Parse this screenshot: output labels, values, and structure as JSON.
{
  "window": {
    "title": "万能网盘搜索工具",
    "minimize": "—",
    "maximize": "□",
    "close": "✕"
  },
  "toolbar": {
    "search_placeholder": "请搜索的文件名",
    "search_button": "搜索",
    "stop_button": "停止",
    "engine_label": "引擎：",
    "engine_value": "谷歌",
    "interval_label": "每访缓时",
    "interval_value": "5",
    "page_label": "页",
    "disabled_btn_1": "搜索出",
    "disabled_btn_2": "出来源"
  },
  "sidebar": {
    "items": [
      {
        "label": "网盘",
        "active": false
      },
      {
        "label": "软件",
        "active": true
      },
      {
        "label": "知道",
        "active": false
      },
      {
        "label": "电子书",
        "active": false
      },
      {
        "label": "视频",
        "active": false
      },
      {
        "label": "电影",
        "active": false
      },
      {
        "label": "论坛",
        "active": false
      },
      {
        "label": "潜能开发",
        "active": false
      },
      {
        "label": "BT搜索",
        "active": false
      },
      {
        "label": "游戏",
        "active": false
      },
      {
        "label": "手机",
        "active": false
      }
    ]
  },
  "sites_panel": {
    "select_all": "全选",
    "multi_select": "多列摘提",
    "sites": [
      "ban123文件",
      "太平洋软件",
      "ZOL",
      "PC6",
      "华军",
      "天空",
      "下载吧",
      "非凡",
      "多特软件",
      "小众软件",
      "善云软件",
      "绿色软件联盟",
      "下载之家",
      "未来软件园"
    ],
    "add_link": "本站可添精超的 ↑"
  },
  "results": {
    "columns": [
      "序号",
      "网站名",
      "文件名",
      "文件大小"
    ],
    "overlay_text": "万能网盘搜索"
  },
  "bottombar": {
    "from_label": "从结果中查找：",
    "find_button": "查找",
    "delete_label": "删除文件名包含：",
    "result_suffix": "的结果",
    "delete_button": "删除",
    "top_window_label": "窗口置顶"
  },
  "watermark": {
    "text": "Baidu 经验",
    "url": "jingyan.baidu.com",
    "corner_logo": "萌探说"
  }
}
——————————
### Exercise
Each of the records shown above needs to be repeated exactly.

### Solution to this problem
Parse this screenshot: output labels, values, and structure as JSON.
{
  "window": {
    "title": "万能网盘搜索工具",
    "minimize": "—",
    "maximize": "□",
    "close": "✕"
  },
  "toolbar": {
    "search_placeholder": "请搜索的文件名",
    "search_button": "搜索",
    "stop_button": "停止",
    "engine_label": "引擎：",
    "engine_value": "谷歌",
    "interval_label": "每访缓时",
    "interval_value": "5",
    "page_label": "页",
    "disabled_btn_1": "搜索出",
    "disabled_btn_2": "出来源"
  },
  "sidebar": {
    "items": [
      {
        "label": "网盘",
        "active": false
      },
      {
        "label": "软件",
        "active": true
      },
      {
        "label": "知道",
        "active": false
      },
      {
        "label": "电子书",
        "active": false
      },
      {
        "label": "视频",
        "active": false
      },
      {
        "label": "电影",
        "active": false
      },
      {
        "label": "论坛",
        "active": false
      },
      {
        "label": "潜能开发",
        "active": false
      },
      {
        "label": "BT搜索",
        "active": false
      },
      {
        "label": "游戏",
        "active": false
      },
      {
        "label": "手机",
        "active": false
      }
    ]
  },
  "sites_panel": {
    "select_all": "全选",
    "multi_select": "多列摘提",
    "sites": [
      "ban123文件",
      "太平洋软件",
      "ZOL",
      "PC6",
      "华军",
      "天空",
      "下载吧",
      "非凡",
      "多特软件",
      "小众软件",
      "善云软件",
      "绿色软件联盟",
      "下载之家",
      "未来软件园"
    ],
    "add_link": "本站可添精超的 ↑"
  },
  "results": {
    "columns": [
      "序号",
      "网站名",
      "文件名",
      "文件大小"
    ],
    "overlay_text": "万能网盘搜索"
  },
  "bottombar": {
    "from_label": "从结果中查找：",
    "find_button": "查找",
    "delete_label": "删除文件名包含：",
    "result_suffix": "的结果",
    "delete_button": "删除",
    "top_window_label": "窗口置顶"
  },
  "watermark": {
    "text": "Baidu 经验",
    "url": "jingyan.baidu.com",
    "corner_logo": "萌探说"
  }
}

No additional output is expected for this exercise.